Citation: Geng K, Kumar S, Kimani SG, Kholodovych V, Kasikara C, Mizuno K, Sandiford O, Rameshwar P, Kotenko SV and Birge RB (2017) Requirement of Gamma-Carboxyglutamic Acid Modification and Phosphatidylserine Binding for the Activation of Tyro3, Axl, and Mertk Receptors by Growth Arrest-Specific 6. Front. Immunol. 8:1521. doi: 10.3389/fimmu.2017.01521

Received: 31 August 2017; Accepted: 26 October 2017;
Published: 10 November 2017

Edited by:

Amiram Ariel, University of Haifa, Israel

Reviewed by:

Carla Rothlin, Yale University, United States
Ian Dransfield, University of Edinburgh, United Kingdom

Copyright: © 2017 Geng, Kumar, Kimani, Kholodovych, Kasikara, Mizuno, Sandiford, Rameshwar, Kotenko and Birge. This is an open-access article distributed under the terms of the Creative Commons Attribution License (CC BY). The use, distribution or reproduction in other forums is permitted, provided the original author(s) or licensor are credited and that the original publication in this journal is cited, in accordance with accepted academic practice. No use, distribution or reproduction is permitted which does not comply with these terms.

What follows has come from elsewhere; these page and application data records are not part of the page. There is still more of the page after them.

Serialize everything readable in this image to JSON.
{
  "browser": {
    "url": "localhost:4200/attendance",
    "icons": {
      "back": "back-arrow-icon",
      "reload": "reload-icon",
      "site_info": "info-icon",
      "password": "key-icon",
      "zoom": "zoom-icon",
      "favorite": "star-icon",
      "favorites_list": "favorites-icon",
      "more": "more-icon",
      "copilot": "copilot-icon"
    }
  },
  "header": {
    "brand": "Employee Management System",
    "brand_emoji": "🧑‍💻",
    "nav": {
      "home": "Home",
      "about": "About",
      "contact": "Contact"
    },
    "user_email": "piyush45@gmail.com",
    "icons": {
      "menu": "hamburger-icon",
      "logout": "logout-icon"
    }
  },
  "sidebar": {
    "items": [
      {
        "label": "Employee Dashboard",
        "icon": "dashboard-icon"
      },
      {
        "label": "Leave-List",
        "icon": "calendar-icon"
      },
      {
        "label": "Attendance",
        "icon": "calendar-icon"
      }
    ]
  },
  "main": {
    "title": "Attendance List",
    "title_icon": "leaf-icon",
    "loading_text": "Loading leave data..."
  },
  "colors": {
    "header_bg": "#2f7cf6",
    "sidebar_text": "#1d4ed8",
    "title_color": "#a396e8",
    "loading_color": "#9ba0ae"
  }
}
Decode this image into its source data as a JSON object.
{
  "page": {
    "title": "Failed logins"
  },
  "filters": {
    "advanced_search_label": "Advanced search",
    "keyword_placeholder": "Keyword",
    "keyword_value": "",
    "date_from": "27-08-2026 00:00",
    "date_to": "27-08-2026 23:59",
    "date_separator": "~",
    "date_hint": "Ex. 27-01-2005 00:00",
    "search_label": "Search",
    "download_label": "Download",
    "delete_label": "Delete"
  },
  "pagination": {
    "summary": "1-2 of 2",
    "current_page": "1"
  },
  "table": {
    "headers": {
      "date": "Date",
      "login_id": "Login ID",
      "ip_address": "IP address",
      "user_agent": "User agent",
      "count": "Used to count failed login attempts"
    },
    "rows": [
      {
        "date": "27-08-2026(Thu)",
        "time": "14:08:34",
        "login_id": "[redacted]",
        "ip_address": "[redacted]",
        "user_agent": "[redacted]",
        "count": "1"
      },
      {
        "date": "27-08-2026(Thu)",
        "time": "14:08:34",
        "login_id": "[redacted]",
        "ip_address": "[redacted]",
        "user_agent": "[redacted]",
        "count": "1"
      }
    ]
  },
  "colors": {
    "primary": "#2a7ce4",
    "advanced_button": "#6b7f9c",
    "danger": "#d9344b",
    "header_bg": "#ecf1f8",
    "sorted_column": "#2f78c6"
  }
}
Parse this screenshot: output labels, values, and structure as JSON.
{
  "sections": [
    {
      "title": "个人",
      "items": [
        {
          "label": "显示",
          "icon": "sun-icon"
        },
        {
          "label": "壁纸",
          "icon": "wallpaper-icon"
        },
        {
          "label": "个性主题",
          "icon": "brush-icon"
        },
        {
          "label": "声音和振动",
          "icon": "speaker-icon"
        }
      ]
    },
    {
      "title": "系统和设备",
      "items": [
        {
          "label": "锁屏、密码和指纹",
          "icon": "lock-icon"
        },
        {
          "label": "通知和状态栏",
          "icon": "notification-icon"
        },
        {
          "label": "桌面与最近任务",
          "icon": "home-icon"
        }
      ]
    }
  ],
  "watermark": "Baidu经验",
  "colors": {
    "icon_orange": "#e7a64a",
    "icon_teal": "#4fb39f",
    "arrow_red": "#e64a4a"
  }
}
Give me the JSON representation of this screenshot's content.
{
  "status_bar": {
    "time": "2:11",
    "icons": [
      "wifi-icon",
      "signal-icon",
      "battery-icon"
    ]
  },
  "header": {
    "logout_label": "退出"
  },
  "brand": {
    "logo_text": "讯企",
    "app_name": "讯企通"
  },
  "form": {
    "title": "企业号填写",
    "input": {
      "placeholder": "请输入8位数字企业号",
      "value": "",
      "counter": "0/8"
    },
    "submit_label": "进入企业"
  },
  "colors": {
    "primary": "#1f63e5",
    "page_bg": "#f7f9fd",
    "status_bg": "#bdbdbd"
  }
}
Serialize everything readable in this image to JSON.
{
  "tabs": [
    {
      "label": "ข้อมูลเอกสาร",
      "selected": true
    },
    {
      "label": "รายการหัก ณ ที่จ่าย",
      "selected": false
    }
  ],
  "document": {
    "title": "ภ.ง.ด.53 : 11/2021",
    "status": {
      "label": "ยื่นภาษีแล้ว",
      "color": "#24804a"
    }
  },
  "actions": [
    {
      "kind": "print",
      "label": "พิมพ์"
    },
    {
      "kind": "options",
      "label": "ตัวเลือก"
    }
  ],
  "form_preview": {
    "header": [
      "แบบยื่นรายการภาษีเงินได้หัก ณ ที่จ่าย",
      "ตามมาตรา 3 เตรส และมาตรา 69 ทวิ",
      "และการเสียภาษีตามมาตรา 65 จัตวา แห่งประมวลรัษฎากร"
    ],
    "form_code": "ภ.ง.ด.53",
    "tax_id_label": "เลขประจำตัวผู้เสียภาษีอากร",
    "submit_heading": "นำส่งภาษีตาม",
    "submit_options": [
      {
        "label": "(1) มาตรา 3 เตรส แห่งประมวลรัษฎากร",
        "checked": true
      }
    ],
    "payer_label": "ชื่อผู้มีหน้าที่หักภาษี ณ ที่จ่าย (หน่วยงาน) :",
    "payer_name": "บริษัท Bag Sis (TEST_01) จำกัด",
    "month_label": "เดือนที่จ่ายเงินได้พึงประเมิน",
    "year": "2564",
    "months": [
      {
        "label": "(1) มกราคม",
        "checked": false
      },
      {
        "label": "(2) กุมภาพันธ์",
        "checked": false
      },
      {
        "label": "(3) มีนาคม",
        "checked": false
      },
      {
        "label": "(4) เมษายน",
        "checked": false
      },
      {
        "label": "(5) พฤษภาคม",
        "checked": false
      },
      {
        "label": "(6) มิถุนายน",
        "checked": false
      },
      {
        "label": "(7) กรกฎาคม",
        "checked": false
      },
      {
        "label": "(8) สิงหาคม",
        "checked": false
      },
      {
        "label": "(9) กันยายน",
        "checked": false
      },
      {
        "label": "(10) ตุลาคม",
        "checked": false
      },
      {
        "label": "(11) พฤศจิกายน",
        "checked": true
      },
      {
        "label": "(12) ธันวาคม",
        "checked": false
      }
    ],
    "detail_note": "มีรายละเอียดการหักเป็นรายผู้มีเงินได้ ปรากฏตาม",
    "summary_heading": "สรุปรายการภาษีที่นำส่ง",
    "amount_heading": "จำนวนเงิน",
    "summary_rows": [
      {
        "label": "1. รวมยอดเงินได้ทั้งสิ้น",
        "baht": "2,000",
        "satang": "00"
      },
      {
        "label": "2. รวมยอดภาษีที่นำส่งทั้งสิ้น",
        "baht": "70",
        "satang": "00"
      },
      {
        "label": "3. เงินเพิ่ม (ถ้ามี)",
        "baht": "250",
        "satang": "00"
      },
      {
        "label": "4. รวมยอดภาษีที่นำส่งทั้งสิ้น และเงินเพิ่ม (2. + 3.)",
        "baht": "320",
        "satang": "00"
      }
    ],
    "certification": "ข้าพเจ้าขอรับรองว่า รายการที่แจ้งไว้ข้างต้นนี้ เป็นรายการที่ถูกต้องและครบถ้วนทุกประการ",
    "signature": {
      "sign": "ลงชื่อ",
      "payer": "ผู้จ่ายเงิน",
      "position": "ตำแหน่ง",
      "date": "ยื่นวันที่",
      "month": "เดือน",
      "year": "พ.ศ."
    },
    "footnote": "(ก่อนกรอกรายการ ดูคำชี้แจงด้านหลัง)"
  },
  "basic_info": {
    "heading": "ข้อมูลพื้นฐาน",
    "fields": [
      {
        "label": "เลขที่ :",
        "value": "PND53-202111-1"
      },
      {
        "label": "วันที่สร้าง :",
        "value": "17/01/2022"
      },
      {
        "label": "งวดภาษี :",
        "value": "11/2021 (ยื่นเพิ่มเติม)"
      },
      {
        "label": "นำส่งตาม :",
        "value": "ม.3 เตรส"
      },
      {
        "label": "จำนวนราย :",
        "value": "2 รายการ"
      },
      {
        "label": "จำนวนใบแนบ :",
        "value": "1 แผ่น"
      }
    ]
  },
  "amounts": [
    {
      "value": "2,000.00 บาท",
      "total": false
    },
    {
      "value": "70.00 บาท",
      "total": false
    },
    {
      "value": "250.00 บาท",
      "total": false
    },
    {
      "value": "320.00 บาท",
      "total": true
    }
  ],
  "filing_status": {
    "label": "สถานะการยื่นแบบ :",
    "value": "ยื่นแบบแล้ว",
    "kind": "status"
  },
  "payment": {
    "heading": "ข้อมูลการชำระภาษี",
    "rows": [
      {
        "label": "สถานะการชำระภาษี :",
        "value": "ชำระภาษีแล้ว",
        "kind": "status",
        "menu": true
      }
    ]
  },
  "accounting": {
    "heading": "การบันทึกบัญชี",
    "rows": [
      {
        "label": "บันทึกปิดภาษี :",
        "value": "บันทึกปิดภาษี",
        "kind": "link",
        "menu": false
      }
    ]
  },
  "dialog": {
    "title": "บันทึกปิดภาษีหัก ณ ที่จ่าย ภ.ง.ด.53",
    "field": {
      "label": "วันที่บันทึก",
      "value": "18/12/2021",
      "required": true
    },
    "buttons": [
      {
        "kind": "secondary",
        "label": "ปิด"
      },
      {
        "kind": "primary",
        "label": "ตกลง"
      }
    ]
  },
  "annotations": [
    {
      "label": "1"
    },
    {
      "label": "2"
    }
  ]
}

*Correspondence: Raymond B. Birge, birgera@njms.rutgers.edu

Present address: Sushil Kumar, Department of Cancer Immunology and Virology, Dana-Farber Cancer Institute, Boston, MA, United States

These authors have contributed equally to this work.